"The genes on the second Y chromosome are very new arrivals, having arisen within a single species", says EEB professor Stephen Wright, another investigator on the study. "This gave us a key time point to understand the chronology of Y-chromosome evolution. Remarkably, even these genes were already showing early signs of degeneration."


'/>"/>

Contact: Sean Bettam
s.bettam@utoronto.ca
416-946-7950
University of Toronto
Source:Eurekalert

Related medicine news :

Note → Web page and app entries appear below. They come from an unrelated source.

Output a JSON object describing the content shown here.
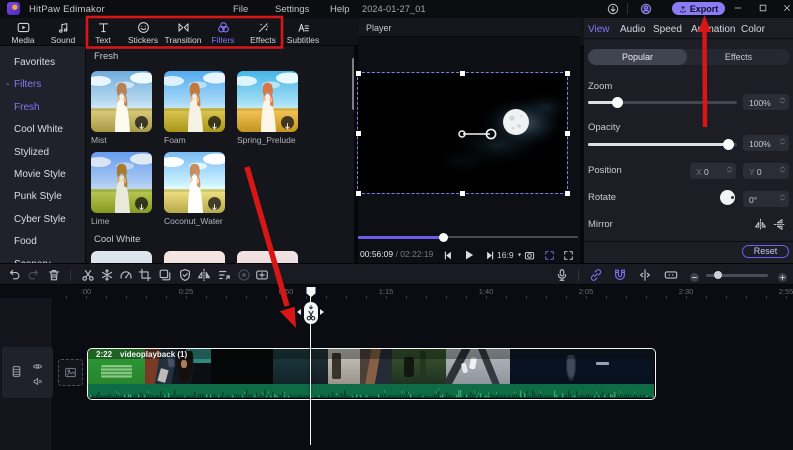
{
  "titlebar": {
    "app_title": "HitPaw Edimakor",
    "menus": [
      "File",
      "Settings",
      "Help"
    ],
    "document_title": "2024-01-27_01",
    "export_label": "Export",
    "window_controls": [
      "minimize",
      "maximize",
      "close"
    ]
  },
  "ribbon": {
    "tabs": [
      {
        "label": "Media",
        "icon": "media-icon",
        "active": false
      },
      {
        "label": "Sound",
        "icon": "sound-icon",
        "active": false
      },
      {
        "label": "Text",
        "icon": "text-icon",
        "active": false
      },
      {
        "label": "Stickers",
        "icon": "stickers-icon",
        "active": false
      },
      {
        "label": "Transition",
        "icon": "transition-icon",
        "active": false
      },
      {
        "label": "Filters",
        "icon": "filters-icon",
        "active": true
      },
      {
        "label": "Effects",
        "icon": "effects-icon",
        "active": false
      },
      {
        "label": "Subtitles",
        "icon": "subtitles-icon",
        "active": false
      }
    ]
  },
  "sidebar": {
    "items": [
      {
        "label": "Favorites",
        "selected": false,
        "expanded": false
      },
      {
        "label": "Filters",
        "selected": true,
        "expanded": true
      },
      {
        "label": "Fresh",
        "selected": true,
        "child": true
      },
      {
        "label": "Cool White",
        "selected": false,
        "child": true
      },
      {
        "label": "Stylized",
        "selected": false,
        "child": true
      },
      {
        "label": "Movie Style",
        "selected": false,
        "child": true
      },
      {
        "label": "Punk Style",
        "selected": false,
        "child": true
      },
      {
        "label": "Cyber Style",
        "selected": false,
        "child": true
      },
      {
        "label": "Food",
        "selected": false,
        "child": true
      },
      {
        "label": "Scenery",
        "selected": false,
        "child": true
      }
    ]
  },
  "library": {
    "groups": [
      {
        "title": "Fresh",
        "items": [
          "Mist",
          "Foam",
          "Spring_Prelude",
          "Lime",
          "Coconut_Water"
        ]
      },
      {
        "title": "Cool White",
        "items": [
          "",
          "",
          ""
        ]
      }
    ]
  },
  "player": {
    "panel_title": "Player",
    "current_time": "00:56:09",
    "time_separator": " / ",
    "total_time": "02:22:19",
    "aspect_ratio": "16:9",
    "progress_percent": 39,
    "controls": [
      "previous-frame",
      "play",
      "next-frame",
      "aspect-ratio-dropdown",
      "snapshot",
      "crop",
      "fullscreen"
    ]
  },
  "inspector": {
    "tabs": [
      "View",
      "Audio",
      "Speed",
      "Animation",
      "Color"
    ],
    "active_tab": "View",
    "segmented": {
      "options": [
        "Popular",
        "Effects"
      ],
      "selected": "Popular"
    },
    "zoom": {
      "label": "Zoom",
      "value": "100%",
      "slider_percent": 20
    },
    "opacity": {
      "label": "Opacity",
      "value": "100%",
      "slider_percent": 94
    },
    "position": {
      "label": "Position",
      "x_axis": "X",
      "x_value": "0",
      "y_axis": "Y",
      "y_value": "0"
    },
    "rotate": {
      "label": "Rotate",
      "value": "0°"
    },
    "mirror": {
      "label": "Mirror",
      "icons": [
        "flip-horizontal-icon",
        "flip-vertical-icon"
      ]
    },
    "reset_label": "Reset"
  },
  "timeline_toolbar": {
    "left_icons": [
      {
        "name": "undo-icon",
        "state": "normal"
      },
      {
        "name": "redo-icon",
        "state": "disabled"
      },
      {
        "name": "delete-icon",
        "state": "normal"
      },
      {
        "name": "split-icon",
        "state": "normal"
      },
      {
        "name": "freeze-frame-icon",
        "state": "normal"
      },
      {
        "name": "speed-icon",
        "state": "normal"
      },
      {
        "name": "crop-icon",
        "state": "normal"
      },
      {
        "name": "copy-icon",
        "state": "normal"
      },
      {
        "name": "mask-icon",
        "state": "normal"
      },
      {
        "name": "mirror-icon",
        "state": "normal"
      },
      {
        "name": "motion-icon",
        "state": "normal"
      },
      {
        "name": "record-icon",
        "state": "disabled"
      },
      {
        "name": "add-to-track-icon",
        "state": "normal"
      }
    ],
    "right_icons": [
      {
        "name": "microphone-icon",
        "state": "normal"
      },
      {
        "name": "link-icon",
        "state": "accent"
      },
      {
        "name": "magnet-icon",
        "state": "accent"
      },
      {
        "name": "split-marker-icon",
        "state": "normal"
      },
      {
        "name": "auto-ripple-icon",
        "state": "normal"
      }
    ],
    "zoom_out": "zoom-out-icon",
    "zoom_in": "zoom-in-icon",
    "zoom_slider_percent": 14
  },
  "timeline": {
    "ruler_labels": [
      ":00",
      "0:25",
      "0:50",
      "1:15",
      "1:40",
      "2:05",
      "2:30",
      "2:55"
    ],
    "track": {
      "icons": [
        "film-track-icon",
        "visibility-icon",
        "mute-icon"
      ]
    },
    "clip": {
      "duration": "2:22",
      "name": "videoplayback (1)"
    }
  },
  "annotations": {
    "highlight_color": "#d81616",
    "tabs_box": true,
    "arrow_to_playhead": true,
    "arrow_to_export": true
  }
}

1. A Revolutionary Dietary Paradigm: New Cookbook Features A SOS-free (Salt, Oil, Sugar ) Diet That Delivers the Optimal Food Plan for Renewing Health
2. Vygone Presents a Revolutionary Electro Waveform Device to Help Treat Molluscum Contagiosum Lesions
3. Evolutionary information improves discovery of mutations associated with diseases
4. Human Intellect Backsliding From Lack of Evolutionary Pressure: Study
5. Naturel Collagen Canada Unveils C RUM, the Newest Addition to the Revolutionary Natural Collagen Skin Care Product Line
6. U of T Researchers uncover major source of evolutionary differences among species
7. Brand id¦Strategic Partners Launches Revolutionary Personal Branding Success Program for Women
8. Mount Sinai Grad Student, 25, Named to Forbes ’30 Under 30’ In Science and Healthcare for ‘Revolutionary New Ideas’
9. Revolutionary techniques could help harness patients own immune cells to fight disease
10. Dr. Harvey’s Launches "Oracle": a Revolutionary Freeze-Dried, Highly Nutritious and Protein-Rich Line of Complete Foods for Dogs and Cats
11. How can evolutionary biology explain why we get cancer?
Post Your Comments:
*Name:
*Comment:
*Email:
(Date:12/2/2016)... ... ... Center for Autism and Related Disorders (CARD) Portland today announced plans to ... and other developmental disabilities. The group, which is being launched with the help of ... to share stories and advice, seek help, and continue their education on how to ...
(Date:12/2/2016)... ... December 02, 2016 , ... Dr. ... will be included in the 2016 “Guide to America’s Top Plastic Surgeons” for ... the amalgamation of their education, experience, and professional associations. , One the ...
(Date:12/2/2016)... ... December 02, 2016 , ... ... diagnostic imaging systems and the first company to offer robotic imaging to ... at their tradeshow booth # 941 for the American Association of Equine Practitioners ...
(Date:12/2/2016)... ... December 02, 2016 , ... Clarify Health ... has raised $6.0 million in an initial round of funding. The round was ... and their caregivers can receive far better care through the application of the ...
(Date:11/30/2016)... , ... November 30, 2016 , ... ... announce that we have been designated as a Cigna Infertility Center of Excellence. ... rigorous performance standards. , “It’s an honor to be designated a Cigna ...
Breaking Medicine News(10 mins):
(Date:12/2/2016)... Research and Markets has announced the addition of ... Markets and Companies" to their offering. ... , , ... The market value of drug delivery technologies and the anticancer drugs ... according to organs involved and the types of cancer as well ...
(Date:12/2/2016)... Conn. , Dec. 1, 2016  Today, Simpson ... announced the honor of being selected as winners of ... Simpson Healthcare Executives Website at the PLATINUM level, Blue ... Training Module at the GOLD Level, and our proprietary ... At Simpson Healthcare Executives, we are excited to ...
(Date:12/2/2016)... Dec. 2, 2016  UCB is pleased to announce that 12 ... upcoming 70 th American Epilepsy Society (AES) Annual Meeting, ... TX , USA. 1-12 Data ... profile of VIMPAT ® (lacosamide) CV and BRIVIACT ® ... on the current state of the union of epilepsy care ...
Breaking Medicine Technology: